Transitioning to FirstNet: Mobile Devices
Updated: May 22, 2019
By Licia Wolf
With FirstNet converging communications technologies into LTE transmissions, emergency information communication that was clunky, disparate, and time-consuming is now seamless and nearly instant. Using mobile devices and the IoT with the FirstNet’s Band 14 dedicated LTE network, critical information can be efficiently shared between appropriate people. Mobile apps (discussed in a previous blog) developed for FirstNet are allowing first responders to send digital information instantly to the appropriate recipient such as the local PSAP, a command center, or each other. Moreover, almost any device in the network can transmit geospatial information.
This time-sensitive information can be crucial for saving lives, and several types of mobile devices have been developed to best assist first responders in the field. Many of these devices are specialized for efficiency and safety.
Devices and Use Cases
Smart Phones – used for phone calls, capturing images, video, SMS Text to 911, even emails and IM. Smart phones are rapidly replacing radios and other devices as the LTE network becomes more reliable. Apps such as panic buttons are now available for smart phones that call the appropriate 911 (police, medical, fire) and simultaneously send alerts to local associates that have been assigned in the app.
MC-PTT – Mission Critical Push to Talk - Built into smart phones, these mobile devices not only function as a smart phone but also incorporate LMR functionality, allowing device-to device discovery, local talk groups for short-range communications, as well as normal LTE calling, texting, and visual recording and sending. They are also configured with noise cancelling features, elevating the audio quality over that of LMR.
Drones – Equipped with video cameras and sometimes audio, data from drones can help in locating lost people, assist law enforcement in locating and tracking a perpetrator, transmit information on fires, flooding, avalanches, and more. The use of drones for aerial data capture is far more cost-effective than helicopter service, and drones can also deliver some medical supplies in instances when people are unreachable by ground transportation.
Vehicle on-board communications - New equipment such as laptops, tablets and smart phones are replacing radio in ambulances, law enforcement and firefighting vehicles. Vehicular communication systems are now integrating short range communications with FirstNet, and vehicle-to-vehicle communication systems are being phased out in favor of unified LTE systems.

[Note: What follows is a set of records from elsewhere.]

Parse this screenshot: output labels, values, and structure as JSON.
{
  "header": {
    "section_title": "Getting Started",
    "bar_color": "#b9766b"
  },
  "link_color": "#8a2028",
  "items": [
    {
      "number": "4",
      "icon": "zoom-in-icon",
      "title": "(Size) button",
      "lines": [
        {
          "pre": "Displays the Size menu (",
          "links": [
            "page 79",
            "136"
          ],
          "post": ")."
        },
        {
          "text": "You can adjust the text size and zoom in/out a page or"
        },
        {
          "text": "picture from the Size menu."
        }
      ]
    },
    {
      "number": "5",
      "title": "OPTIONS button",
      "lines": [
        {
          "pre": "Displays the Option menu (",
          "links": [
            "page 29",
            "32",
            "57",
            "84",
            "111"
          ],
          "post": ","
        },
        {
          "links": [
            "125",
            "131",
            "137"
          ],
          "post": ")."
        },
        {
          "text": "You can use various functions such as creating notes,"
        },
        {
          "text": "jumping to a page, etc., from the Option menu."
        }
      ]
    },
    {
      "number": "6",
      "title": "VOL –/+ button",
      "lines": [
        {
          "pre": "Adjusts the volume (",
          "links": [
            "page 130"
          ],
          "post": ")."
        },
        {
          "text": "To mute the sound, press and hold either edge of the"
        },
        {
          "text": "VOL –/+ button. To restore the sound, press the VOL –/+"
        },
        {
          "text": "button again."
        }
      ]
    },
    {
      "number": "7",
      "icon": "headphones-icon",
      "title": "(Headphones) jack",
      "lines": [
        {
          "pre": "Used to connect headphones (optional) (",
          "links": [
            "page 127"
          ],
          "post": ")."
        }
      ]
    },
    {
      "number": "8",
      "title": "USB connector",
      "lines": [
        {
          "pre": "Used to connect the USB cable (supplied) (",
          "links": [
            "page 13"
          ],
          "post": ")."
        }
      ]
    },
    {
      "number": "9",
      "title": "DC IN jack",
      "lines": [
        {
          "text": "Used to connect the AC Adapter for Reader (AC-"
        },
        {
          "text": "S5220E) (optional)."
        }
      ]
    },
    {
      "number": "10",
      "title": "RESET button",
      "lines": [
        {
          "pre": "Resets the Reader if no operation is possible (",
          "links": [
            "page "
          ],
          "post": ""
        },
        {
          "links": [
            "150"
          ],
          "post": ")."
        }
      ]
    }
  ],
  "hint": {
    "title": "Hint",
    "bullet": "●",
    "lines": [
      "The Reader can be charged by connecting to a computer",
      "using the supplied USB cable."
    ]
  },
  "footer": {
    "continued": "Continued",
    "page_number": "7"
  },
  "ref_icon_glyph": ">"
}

In-vehicle modems and routers - secure, reliable connectivity that creates a Wi-Fi hotspot to connect all phones, laptops, and tablets, providing first responders with real-time information about emergency situations. Most have GPS and some have built-in inertial navigation (dead reckoning) that can track vehicles even in dead zones like canyons.
Body Cameras – Easy to use, portable, the size of a small cell phone, these devices record events from the perspective of the wearer (usually police), which can be used later for evidentiary purposes or streamed live.
In-car video cameras – Dash-mounted cameras record activity in front of the vehicle, including police and suspect action outside the vehicle. In-vehicle cameras can also be configured to record the inside of the vehicle, including suspects and officers. Footage can be used for evidentiary purposes or streamed live.
Biosensors – These devices can be in the form of a “watch”, a medical device (e.g. pacemaker or insulin monitor), or other wearable devices worn on a patient or firefighter. Alerts are triggered alerts when a certain threshold is reached. For example, if a patient’s heart rate stays at a level that is deemed too high for too long, or someone’s insulin or blood sugar is below or above safe levels, alerts would be transmitted. Biosensors on firefighters can alert their team if someone is in physical distress.
Traffic Cameras – part of intelligent transportation systems, these video cameras are typically mounted on major roadways and alert a monitoring center in the case of an accident or other issue.
Gunshot Alerts – These are systems used by law enforcement, security and military equipped with acoustic, optical, or other of sensors that detect the location of gunfire in the area.
Gas detectors – Used by firefighters to detect the presence of toxic gases
Thermal imaging cameras – These cameras render infrared radiation as visible light and allow firefighters to see areas of heat through smoke, darkness, or heat-permeable barriers.
Utilizing all this information means that 911 dispatch and command centers must have the capability to receive and transmit through LTE and the internet, as well as possess the digital infrastructure to process the data. Data must also be captured and stored for later retrieval and analysis with software such as HigherGround. Additionally, this voluminous data can be more efficiently managed using web-based CAD and Records Management Systems (RMS) which allow streamlining of data from these devices to enable dispatchers to better assist in emergencies.
If you would like to comment on this blog, you can express your thoughts and opinions below.
About the Author - Licia Wolf is the Marketing and Communications Manager at HigherGround. She holds a Ph.D., and a professional background in electronics, internet marketing, and print/imaging technology. Click here for more information on Licia and the rest of the HigherGround team.
HigherGround, Inc. provides best-in-class, reliable data capture and interaction storage solutions that enable clients to easily retrieve critical information. Our interaction recording and incident reconstruction solutions transform data into actionable intelligence, allowing optimization of operations, enhanced performance, and cost reduction.